This suggests to me that, and, not for the first time, I could be wrong on this, that while I believe the FX Global Code has done a great job in cleaning up last look, that job is not yet over – as highlighted by this column on January 12. Perhaps the GFXC should be looking at asymmetric responses? For a start it would help if the views in the “guidance” were actually inserted into the Code itself, rather than in something “to be read alongside the Code”. The next generation could probably do with some help and guidance here from an independent and authoritative body.
If you execute $1 billion from 2pm to 2:30pm, the TCA counts every trade; why aren’t they counting every trade in the $1 billion at the Fix?
Finally, on the subject of benchmarks – and I am very careful about how I present this argument on the course – we talk through how it used to work, why it went wrong; what the changes were; and how it works today.
We have been presenting on the Fix for some years now and the response is always the same – mystification. It has been pointed out by some delegates that there is likely to be a huge cost to change (but it is far from a majority view) and most acknowledge that the industry is between a rock and a hard place where executing parties have to trade ahead of the Fix to avoid excessive market impact.
Last week, however, someone (a member of the next generation I should stress) got themselves very much on my Christmas card list, by making the simple observation, “if you execute $1 billion from 2pm to 2:30pm, the TCA counts every trade; why aren’t they counting every trade in the $1 billion at the Fix?”
We have had plenty of delegates question the use of the Fix full stop, but this is a more subtle observation that really does get to the crux of the matter. We are executing trades where the TCA takes place over perhaps one-third or one-quarter of the time horizon used – how can that make sense?

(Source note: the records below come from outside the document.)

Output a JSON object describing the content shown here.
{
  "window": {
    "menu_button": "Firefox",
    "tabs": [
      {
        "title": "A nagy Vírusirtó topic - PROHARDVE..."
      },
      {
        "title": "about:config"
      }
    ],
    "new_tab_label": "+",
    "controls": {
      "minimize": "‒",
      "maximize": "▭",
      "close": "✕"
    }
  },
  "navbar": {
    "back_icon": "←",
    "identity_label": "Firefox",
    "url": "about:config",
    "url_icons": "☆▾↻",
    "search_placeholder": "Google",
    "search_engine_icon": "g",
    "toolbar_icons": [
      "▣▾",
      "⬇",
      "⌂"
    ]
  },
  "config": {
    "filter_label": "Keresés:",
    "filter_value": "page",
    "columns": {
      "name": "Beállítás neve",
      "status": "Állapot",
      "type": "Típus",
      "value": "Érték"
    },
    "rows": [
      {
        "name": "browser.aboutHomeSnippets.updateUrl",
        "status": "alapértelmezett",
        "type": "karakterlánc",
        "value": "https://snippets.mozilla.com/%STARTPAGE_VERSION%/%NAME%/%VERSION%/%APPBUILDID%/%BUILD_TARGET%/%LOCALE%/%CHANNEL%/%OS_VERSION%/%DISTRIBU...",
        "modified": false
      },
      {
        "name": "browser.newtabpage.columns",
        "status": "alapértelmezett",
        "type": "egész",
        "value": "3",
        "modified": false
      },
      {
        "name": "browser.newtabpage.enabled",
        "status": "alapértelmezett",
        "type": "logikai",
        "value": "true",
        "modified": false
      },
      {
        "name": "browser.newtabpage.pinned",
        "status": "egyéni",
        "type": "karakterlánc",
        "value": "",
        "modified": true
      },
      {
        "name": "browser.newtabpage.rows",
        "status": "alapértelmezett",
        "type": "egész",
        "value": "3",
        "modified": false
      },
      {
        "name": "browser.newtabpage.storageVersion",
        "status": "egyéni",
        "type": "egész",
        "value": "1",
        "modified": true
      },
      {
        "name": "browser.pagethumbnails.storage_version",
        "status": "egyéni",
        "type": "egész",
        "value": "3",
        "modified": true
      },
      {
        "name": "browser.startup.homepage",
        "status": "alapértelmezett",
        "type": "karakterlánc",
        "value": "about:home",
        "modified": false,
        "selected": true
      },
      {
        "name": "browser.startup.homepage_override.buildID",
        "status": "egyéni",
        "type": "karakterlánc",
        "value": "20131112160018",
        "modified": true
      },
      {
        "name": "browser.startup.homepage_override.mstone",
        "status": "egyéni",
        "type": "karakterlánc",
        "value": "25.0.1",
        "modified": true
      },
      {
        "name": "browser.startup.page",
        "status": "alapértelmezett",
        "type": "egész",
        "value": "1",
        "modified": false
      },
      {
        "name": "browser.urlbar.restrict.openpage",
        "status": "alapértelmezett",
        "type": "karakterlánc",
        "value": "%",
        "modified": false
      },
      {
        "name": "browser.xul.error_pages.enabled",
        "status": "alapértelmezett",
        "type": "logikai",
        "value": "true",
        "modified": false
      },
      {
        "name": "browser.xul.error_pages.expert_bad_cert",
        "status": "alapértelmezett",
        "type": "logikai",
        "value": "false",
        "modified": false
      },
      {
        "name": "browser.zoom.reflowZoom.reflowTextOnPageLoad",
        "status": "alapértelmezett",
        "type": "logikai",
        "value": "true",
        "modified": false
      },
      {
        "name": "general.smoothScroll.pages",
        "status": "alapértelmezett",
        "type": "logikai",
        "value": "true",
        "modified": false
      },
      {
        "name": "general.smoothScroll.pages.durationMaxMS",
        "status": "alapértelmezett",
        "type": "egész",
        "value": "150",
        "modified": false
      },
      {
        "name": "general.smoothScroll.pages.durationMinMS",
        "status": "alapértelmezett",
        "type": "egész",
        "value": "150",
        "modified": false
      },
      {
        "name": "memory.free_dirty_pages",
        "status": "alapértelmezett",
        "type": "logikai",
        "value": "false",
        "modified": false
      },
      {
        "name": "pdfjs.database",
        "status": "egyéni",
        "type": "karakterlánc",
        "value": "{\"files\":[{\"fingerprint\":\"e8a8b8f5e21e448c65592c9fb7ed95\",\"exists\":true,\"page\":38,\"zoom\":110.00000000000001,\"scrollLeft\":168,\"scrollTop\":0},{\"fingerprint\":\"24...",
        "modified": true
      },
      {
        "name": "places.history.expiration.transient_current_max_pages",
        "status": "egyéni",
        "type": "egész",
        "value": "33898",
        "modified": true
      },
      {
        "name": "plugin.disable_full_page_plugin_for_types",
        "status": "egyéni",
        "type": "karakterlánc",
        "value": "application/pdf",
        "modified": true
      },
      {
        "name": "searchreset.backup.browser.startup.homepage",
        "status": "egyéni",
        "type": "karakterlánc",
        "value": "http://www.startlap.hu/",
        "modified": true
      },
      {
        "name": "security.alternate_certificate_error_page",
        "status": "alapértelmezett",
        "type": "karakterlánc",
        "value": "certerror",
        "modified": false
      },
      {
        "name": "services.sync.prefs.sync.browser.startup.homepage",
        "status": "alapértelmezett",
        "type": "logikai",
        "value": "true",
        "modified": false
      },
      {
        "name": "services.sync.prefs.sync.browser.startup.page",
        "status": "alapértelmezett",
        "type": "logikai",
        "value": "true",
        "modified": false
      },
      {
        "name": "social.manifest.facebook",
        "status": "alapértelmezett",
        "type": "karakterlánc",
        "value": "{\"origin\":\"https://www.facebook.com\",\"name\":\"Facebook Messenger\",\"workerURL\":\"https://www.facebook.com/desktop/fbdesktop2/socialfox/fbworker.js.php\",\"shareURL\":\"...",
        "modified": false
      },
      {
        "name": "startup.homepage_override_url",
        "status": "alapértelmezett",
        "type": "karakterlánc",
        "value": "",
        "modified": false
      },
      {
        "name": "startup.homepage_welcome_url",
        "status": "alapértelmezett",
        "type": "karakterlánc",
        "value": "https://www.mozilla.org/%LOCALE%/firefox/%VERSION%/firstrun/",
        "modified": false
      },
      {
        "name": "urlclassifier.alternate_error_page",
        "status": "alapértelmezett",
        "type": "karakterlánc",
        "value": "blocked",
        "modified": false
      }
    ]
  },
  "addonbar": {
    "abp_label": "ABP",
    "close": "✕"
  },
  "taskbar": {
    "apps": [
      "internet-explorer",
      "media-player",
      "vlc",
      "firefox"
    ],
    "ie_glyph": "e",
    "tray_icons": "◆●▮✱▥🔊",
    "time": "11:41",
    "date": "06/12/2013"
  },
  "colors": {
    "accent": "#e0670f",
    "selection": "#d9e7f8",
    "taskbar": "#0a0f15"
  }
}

I’ll leave it there – we all know I could go on for another hour on this – with the observation that this is sad news for those of you who think I will one day shut up about the Fix. Thanks to the views of the next generation to pass through our markets, until there is real change, I am not going to!